*EXERCISE PROMPT*
Set every record down again exactly. Do not carry over the pictures.

App and web page records

────────────────────────────────────────

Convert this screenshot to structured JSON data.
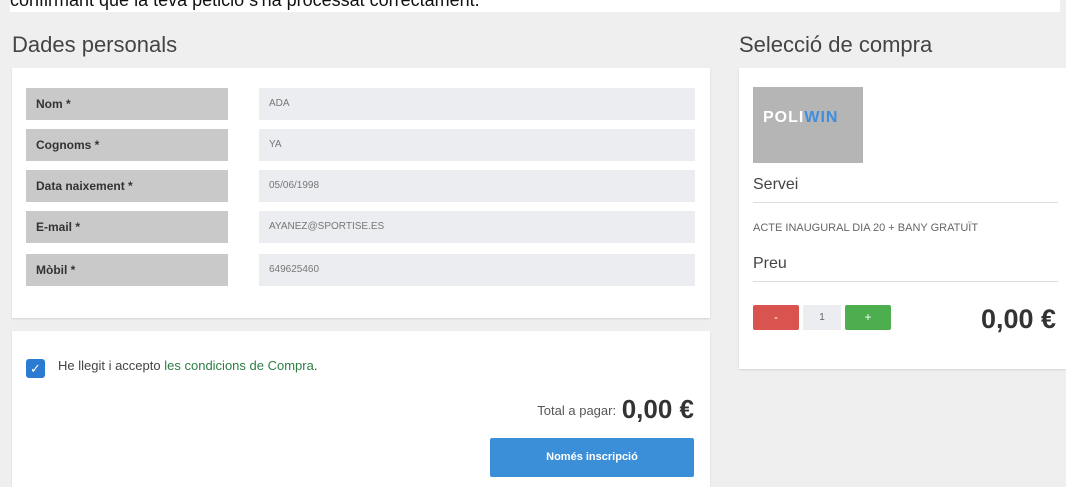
{
  "banner": {
    "text": "confirmant que la teva petició s'ha processat correctament."
  },
  "personal": {
    "title": "Dades personals",
    "fields": [
      {
        "label": "Nom *",
        "value": "ADA"
      },
      {
        "label": "Cognoms *",
        "value": "YA"
      },
      {
        "label": "Data naixement *",
        "value": "05/06/1998"
      },
      {
        "label": "E-mail *",
        "value": "AYANEZ@SPORTISE.ES"
      },
      {
        "label": "Mòbil *",
        "value": "649625460"
      }
    ]
  },
  "terms": {
    "checked": true,
    "prefix": "He llegit i accepto",
    "link": "les condicions de Compra",
    "suffix": "."
  },
  "total": {
    "label": "Total a pagar:",
    "value": "0,00 €"
  },
  "pay_button": {
    "label": "Només inscripció"
  },
  "purchase": {
    "title": "Selecció de compra",
    "logo_text_a": "POLI",
    "logo_text_b": "WIN",
    "service_label": "Servei",
    "service_value": "ACTE INAUGURAL DIA 20 + BANY GRATUÏT",
    "price_label": "Preu",
    "minus": "-",
    "qty": "1",
    "plus": "+",
    "price": "0,00 €"
  }
}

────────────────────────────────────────

*SOLUTION FOR THIS TASK*
Convert this screenshot to structured JSON data.
{
  "banner": {
    "text": "confirmant que la teva petició s'ha processat correctament."
  },
  "personal": {
    "title": "Dades personals",
    "fields": [
      {
        "label": "Nom *",
        "value": "ADA"
      },
      {
        "label": "Cognoms *",
        "value": "YA"
      },
      {
        "label": "Data naixement *",
        "value": "05/06/1998"
      },
      {
        "label": "E-mail *",
        "value": "AYANEZ@SPORTISE.ES"
      },
      {
        "label": "Mòbil *",
        "value": "649625460"
      }
    ]
  },
  "terms": {
    "checked": true,
    "prefix": "He llegit i accepto",
    "link": "les condicions de Compra",
    "suffix": "."
  },
  "total": {
    "label": "Total a pagar:",
    "value": "0,00 €"
  },
  "pay_button": {
    "label": "Només inscripció"
  },
  "purchase": {
    "title": "Selecció de compra",
    "logo_text_a": "POLI",
    "logo_text_b": "WIN",
    "service_label": "Servei",
    "service_value": "ACTE INAUGURAL DIA 20 + BANY GRATUÏT",
    "price_label": "Preu",
    "minus": "-",
    "qty": "1",
    "plus": "+",
    "price": "0,00 €"
  }
}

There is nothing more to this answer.